The expected answer comprises all lines from the entries that contain the string "USDT".

Source material section start

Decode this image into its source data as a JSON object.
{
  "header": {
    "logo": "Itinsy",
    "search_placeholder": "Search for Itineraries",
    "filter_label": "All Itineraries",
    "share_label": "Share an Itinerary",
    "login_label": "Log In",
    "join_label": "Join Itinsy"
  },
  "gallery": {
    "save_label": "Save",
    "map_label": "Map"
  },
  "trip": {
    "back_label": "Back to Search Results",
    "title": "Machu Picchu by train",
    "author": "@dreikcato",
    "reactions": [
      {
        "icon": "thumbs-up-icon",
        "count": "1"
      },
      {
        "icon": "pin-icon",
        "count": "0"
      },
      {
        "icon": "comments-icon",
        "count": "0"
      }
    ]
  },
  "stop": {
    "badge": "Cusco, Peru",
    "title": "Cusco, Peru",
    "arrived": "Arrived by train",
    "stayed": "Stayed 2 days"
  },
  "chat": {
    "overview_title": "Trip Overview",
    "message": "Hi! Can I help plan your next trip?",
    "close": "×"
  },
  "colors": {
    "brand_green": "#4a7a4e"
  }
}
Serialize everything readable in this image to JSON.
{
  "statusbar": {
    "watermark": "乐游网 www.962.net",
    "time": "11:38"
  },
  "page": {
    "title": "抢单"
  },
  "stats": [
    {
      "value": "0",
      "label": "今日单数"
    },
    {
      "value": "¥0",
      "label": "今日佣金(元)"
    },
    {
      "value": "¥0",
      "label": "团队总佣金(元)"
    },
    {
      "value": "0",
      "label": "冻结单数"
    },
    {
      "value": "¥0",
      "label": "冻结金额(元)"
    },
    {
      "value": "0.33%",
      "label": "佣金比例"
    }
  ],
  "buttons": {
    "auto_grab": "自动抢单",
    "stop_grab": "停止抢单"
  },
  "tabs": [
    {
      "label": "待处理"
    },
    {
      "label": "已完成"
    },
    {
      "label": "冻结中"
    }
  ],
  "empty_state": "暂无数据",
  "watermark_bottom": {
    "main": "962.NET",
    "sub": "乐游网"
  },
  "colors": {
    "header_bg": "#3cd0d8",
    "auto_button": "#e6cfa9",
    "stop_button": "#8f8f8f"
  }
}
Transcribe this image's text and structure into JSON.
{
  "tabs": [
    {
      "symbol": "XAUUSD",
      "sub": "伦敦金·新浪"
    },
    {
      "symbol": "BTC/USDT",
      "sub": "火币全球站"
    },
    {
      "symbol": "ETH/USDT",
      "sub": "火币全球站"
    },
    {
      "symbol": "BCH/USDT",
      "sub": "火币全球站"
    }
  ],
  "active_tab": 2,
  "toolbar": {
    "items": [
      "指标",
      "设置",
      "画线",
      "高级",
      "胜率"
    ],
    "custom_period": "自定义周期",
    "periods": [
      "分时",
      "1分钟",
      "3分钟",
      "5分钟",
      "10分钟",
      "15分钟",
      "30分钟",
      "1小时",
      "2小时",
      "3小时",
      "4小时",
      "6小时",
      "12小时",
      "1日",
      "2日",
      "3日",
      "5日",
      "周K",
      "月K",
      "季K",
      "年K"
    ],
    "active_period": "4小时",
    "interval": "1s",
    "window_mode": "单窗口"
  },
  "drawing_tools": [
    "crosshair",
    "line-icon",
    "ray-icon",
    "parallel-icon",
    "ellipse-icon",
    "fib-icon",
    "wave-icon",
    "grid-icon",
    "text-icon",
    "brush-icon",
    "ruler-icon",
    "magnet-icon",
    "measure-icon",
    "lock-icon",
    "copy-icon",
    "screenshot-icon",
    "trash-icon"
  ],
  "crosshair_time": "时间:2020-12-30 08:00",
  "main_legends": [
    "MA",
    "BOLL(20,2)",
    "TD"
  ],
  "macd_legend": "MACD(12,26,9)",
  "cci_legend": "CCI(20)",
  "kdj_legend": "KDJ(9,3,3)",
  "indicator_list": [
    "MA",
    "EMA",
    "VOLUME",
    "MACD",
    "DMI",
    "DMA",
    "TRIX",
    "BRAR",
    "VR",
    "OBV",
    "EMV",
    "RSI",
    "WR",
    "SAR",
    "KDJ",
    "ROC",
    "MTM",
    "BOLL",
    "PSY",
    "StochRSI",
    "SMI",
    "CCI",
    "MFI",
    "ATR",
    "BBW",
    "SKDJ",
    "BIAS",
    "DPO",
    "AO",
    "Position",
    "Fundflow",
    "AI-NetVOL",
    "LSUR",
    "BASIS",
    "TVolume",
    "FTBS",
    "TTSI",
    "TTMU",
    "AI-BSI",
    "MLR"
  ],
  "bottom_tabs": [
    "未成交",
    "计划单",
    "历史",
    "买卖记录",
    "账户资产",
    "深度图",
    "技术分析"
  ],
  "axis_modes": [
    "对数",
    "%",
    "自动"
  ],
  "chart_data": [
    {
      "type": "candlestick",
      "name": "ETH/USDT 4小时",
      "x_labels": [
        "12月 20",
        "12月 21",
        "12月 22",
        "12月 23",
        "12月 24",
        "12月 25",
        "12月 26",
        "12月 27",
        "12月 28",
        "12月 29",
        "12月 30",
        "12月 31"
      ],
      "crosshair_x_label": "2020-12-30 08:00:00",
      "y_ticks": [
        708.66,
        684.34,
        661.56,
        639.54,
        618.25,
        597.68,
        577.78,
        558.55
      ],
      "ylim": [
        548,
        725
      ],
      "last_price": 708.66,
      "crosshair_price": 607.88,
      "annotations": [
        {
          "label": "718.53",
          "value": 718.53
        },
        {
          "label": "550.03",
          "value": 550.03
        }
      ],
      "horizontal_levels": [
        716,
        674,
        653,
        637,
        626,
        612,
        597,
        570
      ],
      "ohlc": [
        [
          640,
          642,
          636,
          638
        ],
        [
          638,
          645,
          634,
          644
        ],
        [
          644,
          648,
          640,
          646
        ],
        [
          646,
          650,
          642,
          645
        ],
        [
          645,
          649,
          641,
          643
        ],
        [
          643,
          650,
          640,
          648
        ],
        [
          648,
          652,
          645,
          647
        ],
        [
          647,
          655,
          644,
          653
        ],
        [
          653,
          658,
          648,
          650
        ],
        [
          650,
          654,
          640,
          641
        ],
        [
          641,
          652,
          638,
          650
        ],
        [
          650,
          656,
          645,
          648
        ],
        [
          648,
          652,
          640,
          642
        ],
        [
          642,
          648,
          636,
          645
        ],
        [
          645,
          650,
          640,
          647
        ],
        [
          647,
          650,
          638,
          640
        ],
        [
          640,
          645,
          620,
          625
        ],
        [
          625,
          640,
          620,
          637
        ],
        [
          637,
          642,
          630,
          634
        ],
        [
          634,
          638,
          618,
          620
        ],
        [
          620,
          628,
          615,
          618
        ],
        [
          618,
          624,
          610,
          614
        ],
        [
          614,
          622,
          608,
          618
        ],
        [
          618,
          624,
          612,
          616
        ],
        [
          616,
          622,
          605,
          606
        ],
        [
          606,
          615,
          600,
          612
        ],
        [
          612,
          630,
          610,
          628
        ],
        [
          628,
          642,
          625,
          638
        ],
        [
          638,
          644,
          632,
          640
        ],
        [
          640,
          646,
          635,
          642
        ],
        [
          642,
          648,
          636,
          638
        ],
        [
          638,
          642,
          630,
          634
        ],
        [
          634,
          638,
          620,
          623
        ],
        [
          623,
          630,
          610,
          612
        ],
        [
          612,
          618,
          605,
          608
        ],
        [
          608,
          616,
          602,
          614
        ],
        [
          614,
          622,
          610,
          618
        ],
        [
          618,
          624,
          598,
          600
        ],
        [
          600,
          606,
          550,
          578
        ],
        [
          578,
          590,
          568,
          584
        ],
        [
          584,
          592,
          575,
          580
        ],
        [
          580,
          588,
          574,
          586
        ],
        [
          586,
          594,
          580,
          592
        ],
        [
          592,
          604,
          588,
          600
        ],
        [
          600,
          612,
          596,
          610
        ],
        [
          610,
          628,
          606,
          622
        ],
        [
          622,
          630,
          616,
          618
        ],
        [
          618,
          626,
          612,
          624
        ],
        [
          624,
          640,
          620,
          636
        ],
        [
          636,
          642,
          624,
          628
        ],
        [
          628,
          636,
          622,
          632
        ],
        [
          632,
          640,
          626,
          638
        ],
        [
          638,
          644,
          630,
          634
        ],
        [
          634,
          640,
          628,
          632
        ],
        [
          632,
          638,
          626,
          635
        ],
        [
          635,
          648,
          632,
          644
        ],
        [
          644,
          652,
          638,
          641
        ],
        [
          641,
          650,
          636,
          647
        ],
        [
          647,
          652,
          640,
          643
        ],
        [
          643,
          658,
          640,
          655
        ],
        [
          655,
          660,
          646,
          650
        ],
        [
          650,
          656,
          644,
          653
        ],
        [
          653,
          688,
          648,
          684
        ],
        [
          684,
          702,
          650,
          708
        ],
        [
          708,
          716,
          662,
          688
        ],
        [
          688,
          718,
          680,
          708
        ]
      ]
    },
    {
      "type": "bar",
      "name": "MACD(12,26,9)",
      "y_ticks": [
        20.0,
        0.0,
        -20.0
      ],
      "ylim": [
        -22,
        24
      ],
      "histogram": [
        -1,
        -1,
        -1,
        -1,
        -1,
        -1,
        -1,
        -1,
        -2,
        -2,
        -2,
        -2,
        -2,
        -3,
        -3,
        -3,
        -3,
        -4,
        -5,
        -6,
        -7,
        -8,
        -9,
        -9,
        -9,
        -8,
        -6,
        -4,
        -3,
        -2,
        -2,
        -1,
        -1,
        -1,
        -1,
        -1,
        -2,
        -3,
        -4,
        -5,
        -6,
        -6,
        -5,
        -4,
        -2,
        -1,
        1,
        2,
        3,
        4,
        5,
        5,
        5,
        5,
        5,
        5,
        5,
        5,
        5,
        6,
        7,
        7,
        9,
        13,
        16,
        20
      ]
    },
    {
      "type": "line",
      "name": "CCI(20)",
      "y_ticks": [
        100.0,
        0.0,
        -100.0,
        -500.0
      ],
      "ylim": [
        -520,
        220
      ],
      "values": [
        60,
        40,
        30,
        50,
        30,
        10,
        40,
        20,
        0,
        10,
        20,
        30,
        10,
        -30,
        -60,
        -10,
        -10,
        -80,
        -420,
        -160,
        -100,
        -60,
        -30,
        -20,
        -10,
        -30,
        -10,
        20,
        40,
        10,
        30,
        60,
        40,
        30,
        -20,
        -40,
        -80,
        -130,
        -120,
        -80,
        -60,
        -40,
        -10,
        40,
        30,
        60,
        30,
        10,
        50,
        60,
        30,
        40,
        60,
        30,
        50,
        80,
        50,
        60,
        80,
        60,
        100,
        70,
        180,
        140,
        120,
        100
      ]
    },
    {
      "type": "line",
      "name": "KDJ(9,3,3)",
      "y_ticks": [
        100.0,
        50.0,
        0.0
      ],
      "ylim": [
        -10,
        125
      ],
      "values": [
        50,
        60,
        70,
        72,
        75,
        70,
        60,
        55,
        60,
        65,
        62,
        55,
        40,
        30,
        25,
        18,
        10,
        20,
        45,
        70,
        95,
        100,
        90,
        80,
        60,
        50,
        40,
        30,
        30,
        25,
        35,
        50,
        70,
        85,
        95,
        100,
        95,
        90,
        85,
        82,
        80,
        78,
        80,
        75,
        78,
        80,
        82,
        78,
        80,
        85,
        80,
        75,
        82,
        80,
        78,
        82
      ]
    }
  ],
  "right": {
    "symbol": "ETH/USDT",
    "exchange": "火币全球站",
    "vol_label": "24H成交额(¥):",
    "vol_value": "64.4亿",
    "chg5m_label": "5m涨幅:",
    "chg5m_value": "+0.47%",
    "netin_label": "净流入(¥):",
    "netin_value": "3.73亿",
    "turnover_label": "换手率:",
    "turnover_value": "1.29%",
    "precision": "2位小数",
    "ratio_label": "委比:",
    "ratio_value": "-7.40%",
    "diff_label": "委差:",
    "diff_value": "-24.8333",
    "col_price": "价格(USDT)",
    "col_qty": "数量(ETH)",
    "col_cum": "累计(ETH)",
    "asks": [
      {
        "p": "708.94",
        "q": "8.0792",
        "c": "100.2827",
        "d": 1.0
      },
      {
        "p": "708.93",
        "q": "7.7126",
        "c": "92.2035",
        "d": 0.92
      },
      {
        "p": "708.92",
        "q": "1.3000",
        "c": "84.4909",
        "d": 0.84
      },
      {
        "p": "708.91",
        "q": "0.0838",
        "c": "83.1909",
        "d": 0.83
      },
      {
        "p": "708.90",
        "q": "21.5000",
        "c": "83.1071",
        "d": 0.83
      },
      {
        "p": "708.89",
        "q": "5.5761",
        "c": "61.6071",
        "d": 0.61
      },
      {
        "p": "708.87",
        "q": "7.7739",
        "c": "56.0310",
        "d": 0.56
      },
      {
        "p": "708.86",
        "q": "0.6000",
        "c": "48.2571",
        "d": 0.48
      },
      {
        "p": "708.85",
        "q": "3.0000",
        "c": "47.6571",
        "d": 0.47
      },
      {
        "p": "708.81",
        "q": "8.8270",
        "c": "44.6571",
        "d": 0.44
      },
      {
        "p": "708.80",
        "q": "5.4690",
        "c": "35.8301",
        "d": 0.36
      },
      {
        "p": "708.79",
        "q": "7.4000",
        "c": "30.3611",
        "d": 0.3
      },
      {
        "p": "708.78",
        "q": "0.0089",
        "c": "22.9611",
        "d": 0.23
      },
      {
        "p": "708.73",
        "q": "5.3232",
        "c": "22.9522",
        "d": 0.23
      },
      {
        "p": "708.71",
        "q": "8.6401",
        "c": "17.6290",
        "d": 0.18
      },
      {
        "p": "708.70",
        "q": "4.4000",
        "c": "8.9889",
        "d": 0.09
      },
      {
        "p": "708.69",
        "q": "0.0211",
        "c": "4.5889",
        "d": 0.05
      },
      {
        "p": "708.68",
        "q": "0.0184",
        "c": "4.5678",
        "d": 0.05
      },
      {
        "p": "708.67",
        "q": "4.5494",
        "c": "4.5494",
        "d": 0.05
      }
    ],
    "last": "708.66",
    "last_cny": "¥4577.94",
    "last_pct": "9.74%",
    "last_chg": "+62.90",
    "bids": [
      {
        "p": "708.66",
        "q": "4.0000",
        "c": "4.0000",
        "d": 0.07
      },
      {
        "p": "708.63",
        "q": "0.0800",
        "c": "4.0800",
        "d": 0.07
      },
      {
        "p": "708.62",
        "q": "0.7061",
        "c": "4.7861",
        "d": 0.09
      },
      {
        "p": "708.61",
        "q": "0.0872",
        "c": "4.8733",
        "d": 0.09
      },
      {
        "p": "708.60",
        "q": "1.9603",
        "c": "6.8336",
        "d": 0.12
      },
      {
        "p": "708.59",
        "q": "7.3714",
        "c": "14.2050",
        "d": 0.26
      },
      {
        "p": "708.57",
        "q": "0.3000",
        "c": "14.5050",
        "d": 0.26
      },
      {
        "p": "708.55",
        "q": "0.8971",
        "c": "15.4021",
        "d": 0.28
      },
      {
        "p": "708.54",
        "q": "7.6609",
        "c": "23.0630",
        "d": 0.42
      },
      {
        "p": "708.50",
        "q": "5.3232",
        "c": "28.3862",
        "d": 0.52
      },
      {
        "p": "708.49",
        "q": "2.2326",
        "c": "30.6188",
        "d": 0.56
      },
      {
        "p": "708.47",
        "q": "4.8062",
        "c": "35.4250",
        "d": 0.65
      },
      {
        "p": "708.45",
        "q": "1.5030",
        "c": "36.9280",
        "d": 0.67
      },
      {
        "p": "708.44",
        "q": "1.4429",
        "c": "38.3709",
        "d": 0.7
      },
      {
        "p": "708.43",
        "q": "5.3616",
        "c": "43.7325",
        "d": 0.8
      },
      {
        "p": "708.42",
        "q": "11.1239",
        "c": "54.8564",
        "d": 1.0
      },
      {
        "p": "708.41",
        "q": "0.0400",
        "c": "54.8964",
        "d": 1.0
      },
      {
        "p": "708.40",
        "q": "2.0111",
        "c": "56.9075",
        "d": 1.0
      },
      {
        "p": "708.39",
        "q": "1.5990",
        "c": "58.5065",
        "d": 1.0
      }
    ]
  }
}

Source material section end

_Written solution_.
      "symbol": "BTC/USDT",
      "symbol": "ETH/USDT",
      "symbol": "BCH/USDT",
      "name": "ETH/USDT 4小时",
    "symbol": "ETH/USDT",
    "col_price": "价格(USDT)",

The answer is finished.